Finally, Wrubleski says the district court made “an incorrect statement of the law” during its “oral instructions” to the jury on the burden of proof. “We review jury instructions de novo to determine whether they misstate the law or mislead the jury.” Gowski v. Peake, 682 F.3d 1299, 1310 (11th Cir. 2012) (per curiam).
While giving oral instructions to the jury, the district court said: “If the defendant fails to do that [i.e., prove guilt beyond a reasonable doubt], you must find the defendant not guilty.” Clearly, this misstated the burden of proof. Yet it is equally clear that the district court simply misspoke. Just before it made the misstatement, the court recited the burden of proof correctly. And, after Wrubleski objected to the incorrect statement, the district court promptly corrected itself, clarifying that “the burden in this case is simply 100 percent on the shoulders of the government.
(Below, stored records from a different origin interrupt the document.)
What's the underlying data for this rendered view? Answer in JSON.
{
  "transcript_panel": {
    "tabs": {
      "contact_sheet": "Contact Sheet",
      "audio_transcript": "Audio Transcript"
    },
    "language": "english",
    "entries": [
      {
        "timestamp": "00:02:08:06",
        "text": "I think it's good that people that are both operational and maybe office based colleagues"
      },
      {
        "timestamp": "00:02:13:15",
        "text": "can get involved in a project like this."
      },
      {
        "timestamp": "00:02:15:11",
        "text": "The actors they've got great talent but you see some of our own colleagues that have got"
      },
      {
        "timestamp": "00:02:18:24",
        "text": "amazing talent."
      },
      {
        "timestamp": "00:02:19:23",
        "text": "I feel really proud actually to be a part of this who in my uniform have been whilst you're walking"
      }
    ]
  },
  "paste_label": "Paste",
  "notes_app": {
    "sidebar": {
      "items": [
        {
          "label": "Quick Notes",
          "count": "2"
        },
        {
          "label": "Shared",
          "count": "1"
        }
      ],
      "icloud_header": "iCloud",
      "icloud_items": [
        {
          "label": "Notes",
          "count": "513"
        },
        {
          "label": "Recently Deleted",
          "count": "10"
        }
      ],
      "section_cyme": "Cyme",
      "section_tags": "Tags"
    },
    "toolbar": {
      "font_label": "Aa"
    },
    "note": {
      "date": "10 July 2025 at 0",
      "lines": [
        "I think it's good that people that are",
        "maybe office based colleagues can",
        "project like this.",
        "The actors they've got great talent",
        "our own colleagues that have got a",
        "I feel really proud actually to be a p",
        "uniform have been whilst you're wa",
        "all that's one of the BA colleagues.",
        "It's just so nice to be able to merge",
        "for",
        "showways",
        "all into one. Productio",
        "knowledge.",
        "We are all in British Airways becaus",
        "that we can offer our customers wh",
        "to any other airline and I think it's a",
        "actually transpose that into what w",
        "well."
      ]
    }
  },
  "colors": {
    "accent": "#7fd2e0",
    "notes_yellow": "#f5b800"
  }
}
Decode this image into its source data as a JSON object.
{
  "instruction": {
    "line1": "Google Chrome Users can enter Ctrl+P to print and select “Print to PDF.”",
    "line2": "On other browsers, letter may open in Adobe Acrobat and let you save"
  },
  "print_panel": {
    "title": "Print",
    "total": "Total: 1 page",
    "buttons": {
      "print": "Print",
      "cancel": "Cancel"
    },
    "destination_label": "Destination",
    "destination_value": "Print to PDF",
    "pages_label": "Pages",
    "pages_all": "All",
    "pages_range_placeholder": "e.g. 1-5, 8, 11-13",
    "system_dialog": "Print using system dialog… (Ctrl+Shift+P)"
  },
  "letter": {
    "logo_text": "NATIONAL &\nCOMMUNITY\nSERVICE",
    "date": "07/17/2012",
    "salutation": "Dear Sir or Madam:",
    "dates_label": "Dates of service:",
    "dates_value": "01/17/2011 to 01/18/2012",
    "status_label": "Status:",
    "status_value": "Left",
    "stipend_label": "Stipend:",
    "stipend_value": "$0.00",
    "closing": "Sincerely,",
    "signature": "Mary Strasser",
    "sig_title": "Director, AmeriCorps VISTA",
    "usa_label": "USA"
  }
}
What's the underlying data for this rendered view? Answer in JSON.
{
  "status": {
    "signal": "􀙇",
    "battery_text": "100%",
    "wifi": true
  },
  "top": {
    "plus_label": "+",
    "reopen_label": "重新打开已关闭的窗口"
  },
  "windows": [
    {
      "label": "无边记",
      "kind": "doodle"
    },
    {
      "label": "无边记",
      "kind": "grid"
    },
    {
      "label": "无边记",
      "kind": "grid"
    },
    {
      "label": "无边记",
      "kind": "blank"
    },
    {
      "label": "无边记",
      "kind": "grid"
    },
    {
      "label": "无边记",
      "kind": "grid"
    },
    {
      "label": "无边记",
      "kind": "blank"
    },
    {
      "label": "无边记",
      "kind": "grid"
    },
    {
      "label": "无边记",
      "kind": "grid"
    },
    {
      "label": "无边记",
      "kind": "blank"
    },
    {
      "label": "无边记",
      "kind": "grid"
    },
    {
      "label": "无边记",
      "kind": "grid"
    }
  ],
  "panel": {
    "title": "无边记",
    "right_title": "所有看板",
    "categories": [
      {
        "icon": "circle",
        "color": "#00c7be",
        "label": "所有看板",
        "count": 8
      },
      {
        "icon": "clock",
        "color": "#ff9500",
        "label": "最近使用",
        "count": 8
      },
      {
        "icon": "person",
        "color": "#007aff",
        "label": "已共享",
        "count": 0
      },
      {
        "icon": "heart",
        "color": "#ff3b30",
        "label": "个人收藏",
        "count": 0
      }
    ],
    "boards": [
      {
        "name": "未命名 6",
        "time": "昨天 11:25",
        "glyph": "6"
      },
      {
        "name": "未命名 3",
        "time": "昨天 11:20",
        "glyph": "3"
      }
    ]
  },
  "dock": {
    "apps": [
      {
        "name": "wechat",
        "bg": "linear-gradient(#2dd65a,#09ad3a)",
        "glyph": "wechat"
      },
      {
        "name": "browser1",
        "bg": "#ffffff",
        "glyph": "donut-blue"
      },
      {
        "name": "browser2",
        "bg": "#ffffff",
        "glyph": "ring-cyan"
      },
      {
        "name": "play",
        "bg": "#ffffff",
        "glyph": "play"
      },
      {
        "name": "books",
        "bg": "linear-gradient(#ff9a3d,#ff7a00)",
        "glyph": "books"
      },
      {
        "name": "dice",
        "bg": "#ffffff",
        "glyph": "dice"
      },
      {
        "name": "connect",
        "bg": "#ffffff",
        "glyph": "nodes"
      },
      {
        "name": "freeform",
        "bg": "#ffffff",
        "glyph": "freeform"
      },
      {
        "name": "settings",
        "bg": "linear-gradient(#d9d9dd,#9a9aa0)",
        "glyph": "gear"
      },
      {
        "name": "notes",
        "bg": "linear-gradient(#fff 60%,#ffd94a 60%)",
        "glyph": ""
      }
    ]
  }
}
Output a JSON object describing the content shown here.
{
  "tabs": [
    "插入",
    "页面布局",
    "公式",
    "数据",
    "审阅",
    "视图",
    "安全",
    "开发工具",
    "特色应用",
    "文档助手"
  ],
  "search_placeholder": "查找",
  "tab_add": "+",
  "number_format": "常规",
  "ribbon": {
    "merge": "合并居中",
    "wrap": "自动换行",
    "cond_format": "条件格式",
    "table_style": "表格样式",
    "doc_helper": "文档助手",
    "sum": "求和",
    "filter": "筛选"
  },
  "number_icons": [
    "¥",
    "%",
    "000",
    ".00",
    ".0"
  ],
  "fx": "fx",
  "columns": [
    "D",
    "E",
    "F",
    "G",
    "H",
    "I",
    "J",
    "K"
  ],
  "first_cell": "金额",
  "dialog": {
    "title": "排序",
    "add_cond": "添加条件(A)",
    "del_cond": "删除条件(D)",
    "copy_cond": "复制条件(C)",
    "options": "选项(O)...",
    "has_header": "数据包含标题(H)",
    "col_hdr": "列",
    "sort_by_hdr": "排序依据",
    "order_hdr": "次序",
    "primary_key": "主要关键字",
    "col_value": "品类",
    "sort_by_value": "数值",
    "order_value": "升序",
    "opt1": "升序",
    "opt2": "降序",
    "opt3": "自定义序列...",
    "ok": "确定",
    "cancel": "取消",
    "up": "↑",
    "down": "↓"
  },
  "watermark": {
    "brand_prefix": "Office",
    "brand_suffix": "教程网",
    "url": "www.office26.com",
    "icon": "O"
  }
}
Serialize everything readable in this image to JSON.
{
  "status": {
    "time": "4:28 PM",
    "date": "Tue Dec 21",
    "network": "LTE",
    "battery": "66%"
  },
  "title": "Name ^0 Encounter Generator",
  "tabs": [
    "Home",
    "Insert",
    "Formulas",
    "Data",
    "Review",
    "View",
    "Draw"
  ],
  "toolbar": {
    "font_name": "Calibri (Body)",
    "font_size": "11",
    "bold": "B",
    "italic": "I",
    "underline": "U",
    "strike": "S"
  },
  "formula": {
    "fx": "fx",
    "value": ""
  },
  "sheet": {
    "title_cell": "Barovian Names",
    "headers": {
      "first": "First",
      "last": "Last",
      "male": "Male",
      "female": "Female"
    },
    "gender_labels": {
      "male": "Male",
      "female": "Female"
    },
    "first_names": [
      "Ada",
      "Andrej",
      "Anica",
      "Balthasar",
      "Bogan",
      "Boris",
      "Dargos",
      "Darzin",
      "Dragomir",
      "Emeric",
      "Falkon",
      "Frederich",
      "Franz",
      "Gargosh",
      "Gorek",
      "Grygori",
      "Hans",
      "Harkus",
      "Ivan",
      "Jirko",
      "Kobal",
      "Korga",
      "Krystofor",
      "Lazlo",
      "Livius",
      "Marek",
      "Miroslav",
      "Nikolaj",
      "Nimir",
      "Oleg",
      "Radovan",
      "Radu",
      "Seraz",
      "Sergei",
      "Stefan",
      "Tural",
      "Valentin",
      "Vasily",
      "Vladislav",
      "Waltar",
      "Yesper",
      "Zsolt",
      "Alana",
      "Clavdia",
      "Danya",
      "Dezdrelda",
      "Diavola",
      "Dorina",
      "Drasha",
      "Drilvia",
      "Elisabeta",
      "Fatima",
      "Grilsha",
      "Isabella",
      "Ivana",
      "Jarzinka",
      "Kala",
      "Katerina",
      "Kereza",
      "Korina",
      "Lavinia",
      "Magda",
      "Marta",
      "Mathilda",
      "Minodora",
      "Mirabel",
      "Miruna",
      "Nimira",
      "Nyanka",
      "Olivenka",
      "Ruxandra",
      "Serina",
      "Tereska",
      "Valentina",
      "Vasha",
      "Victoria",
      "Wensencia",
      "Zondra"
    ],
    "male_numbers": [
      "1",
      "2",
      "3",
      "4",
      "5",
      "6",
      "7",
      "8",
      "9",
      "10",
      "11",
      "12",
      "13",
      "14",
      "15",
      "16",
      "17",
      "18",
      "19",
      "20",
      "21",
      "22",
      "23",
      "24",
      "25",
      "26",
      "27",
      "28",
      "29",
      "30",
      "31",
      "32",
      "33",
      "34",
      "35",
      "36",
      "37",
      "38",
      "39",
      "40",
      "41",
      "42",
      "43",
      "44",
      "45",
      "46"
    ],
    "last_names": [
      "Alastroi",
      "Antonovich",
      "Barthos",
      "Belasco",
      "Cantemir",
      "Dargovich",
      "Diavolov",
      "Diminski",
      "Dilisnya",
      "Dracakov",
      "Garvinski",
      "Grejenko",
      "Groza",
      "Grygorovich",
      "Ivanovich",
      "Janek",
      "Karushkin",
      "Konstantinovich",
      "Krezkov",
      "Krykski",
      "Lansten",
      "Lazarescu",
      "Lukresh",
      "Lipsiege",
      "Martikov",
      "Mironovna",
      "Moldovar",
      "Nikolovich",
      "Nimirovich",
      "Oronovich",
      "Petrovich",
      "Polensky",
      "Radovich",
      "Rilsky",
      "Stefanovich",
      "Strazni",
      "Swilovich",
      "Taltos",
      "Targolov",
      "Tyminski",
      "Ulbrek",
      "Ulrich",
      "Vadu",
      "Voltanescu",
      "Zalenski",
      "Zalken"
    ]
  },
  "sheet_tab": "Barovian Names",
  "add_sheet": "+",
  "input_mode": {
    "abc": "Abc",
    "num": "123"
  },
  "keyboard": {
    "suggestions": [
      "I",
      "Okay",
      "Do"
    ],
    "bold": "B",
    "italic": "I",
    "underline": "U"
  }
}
Zero percent on the shoulders of the defendant.” Further, the written instructions the jury received correctly stated, in multiple places, that the government bears the burden of proving the defendant guilty beyond a reasonable doubt. Taken as a whole, the instructions made clear that the government, and only the government, bore the burden of proving Wrubleski's guilt. See United States v. Brown, 43 F.3d 618, 623 (11th Cir. 1995) (“We review jury instructions by determining whether the charge, viewed as a whole, sufficiently instructed the jurors so that they understood the issues involved and were not misled about the law.”). On this record, we are confident the jury was not misled about the burden of proof.
1. Other testimony at trial established that MC-2 was one of Wrubleski's former employers.